The software business has failed to generate profits so far and revenue was stagnant from fiscal 2014 to fiscal 2016. Management clearly has established relationships in the legal field and the investment portfolio provides customers with confidence that a strong institution is backing their software investment. The software business could also eventually be spun off into a separate entity or acquired by a larger company. Still, it is difficult to estimate the value of the software business with much confidence.
The investment portfolio can clearly be valued given the availability of quotations for the securities. As of September 30, 2016, the portfolio was worth $166.6 million against a margin loan of $29.5 million and a deferred tax liability of $42.3 million. It is possible that some or all of the securities could be distributed directly to shareholders in the future since the vast majority are not required to run the business.
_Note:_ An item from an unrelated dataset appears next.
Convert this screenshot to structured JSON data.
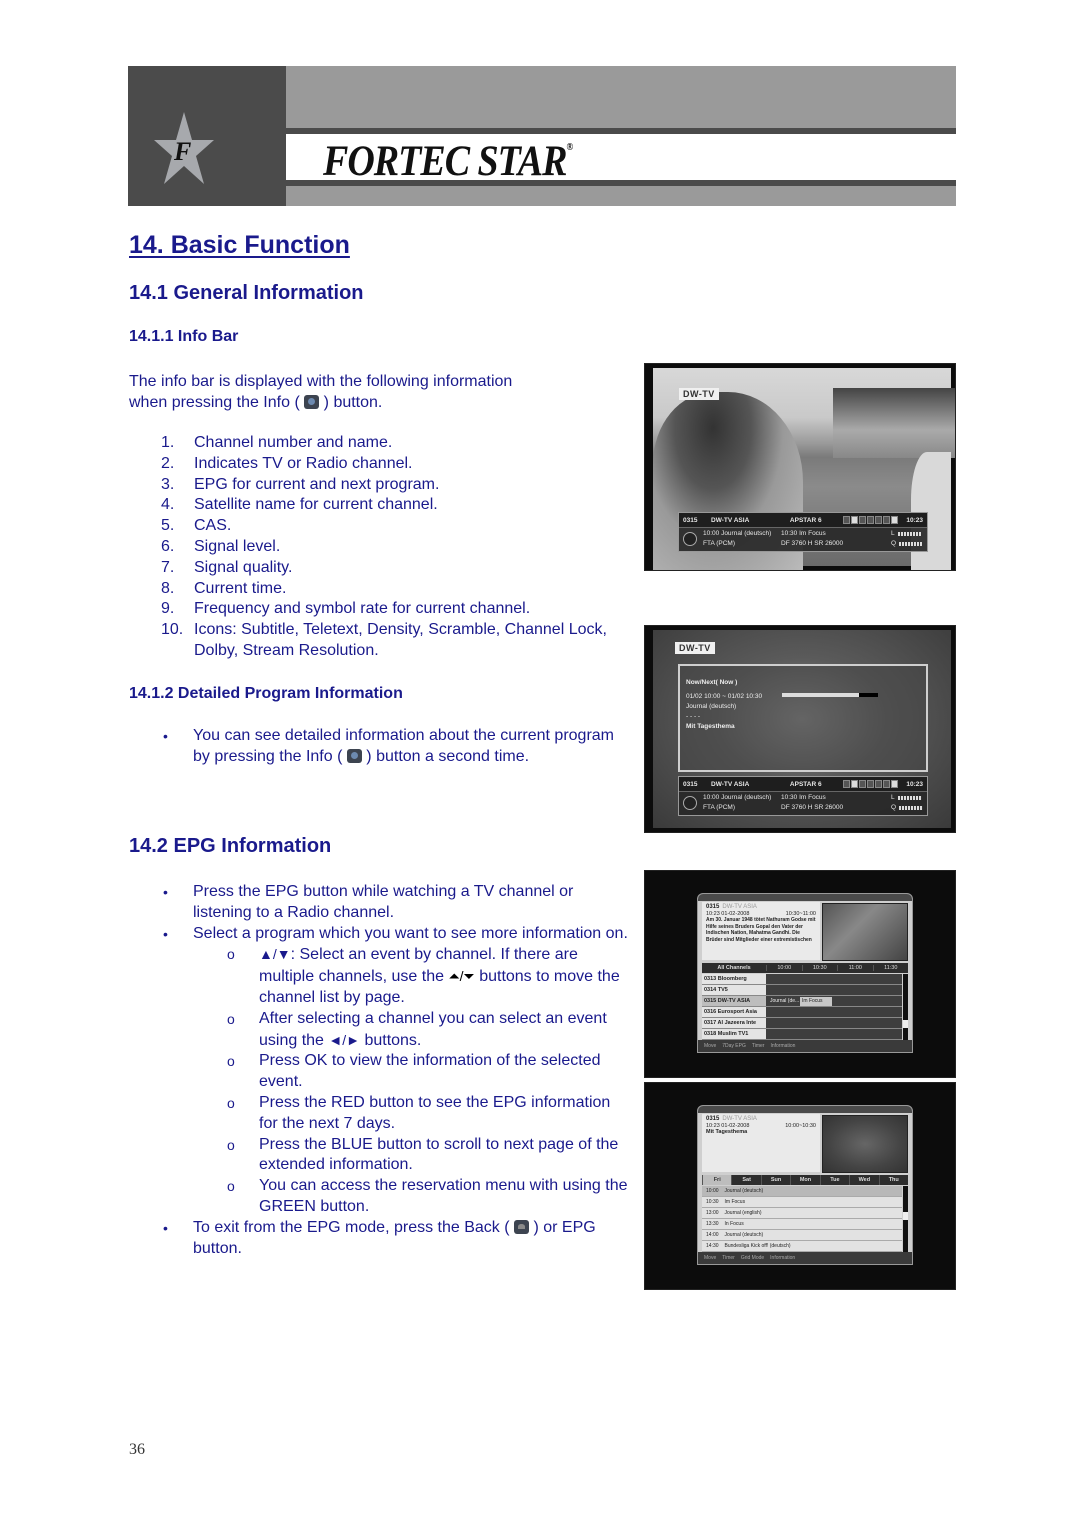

Daily Journal’s market capitalization is currently $328 million and shareholders’ equity was $125.3 million as of September 30, 2016. It seems very difficult to justify the large premium over book value given that the securities are worth only their contribution to book value and the operating businesses have very uncertain prospects. Still, given Mr. Munger’s involvement, Daily Journal is an interesting situation that should be monitored in the future.
* Correction: The original article posted on December 23, 2016 listed the value of foreign securities as $21.4 million. This figure is incorrect. The correct figure is $45,481,000, comprised of a foreign marketable security held in South Korean Won worth $12,667,000 and a foreign marketable security held in Hong Kong Dollars worth $32,814,000 as of September 30, 2016. Thanks to @GarethEast for pointing out the error.
Disclosure: No position in Daily Journal Corporation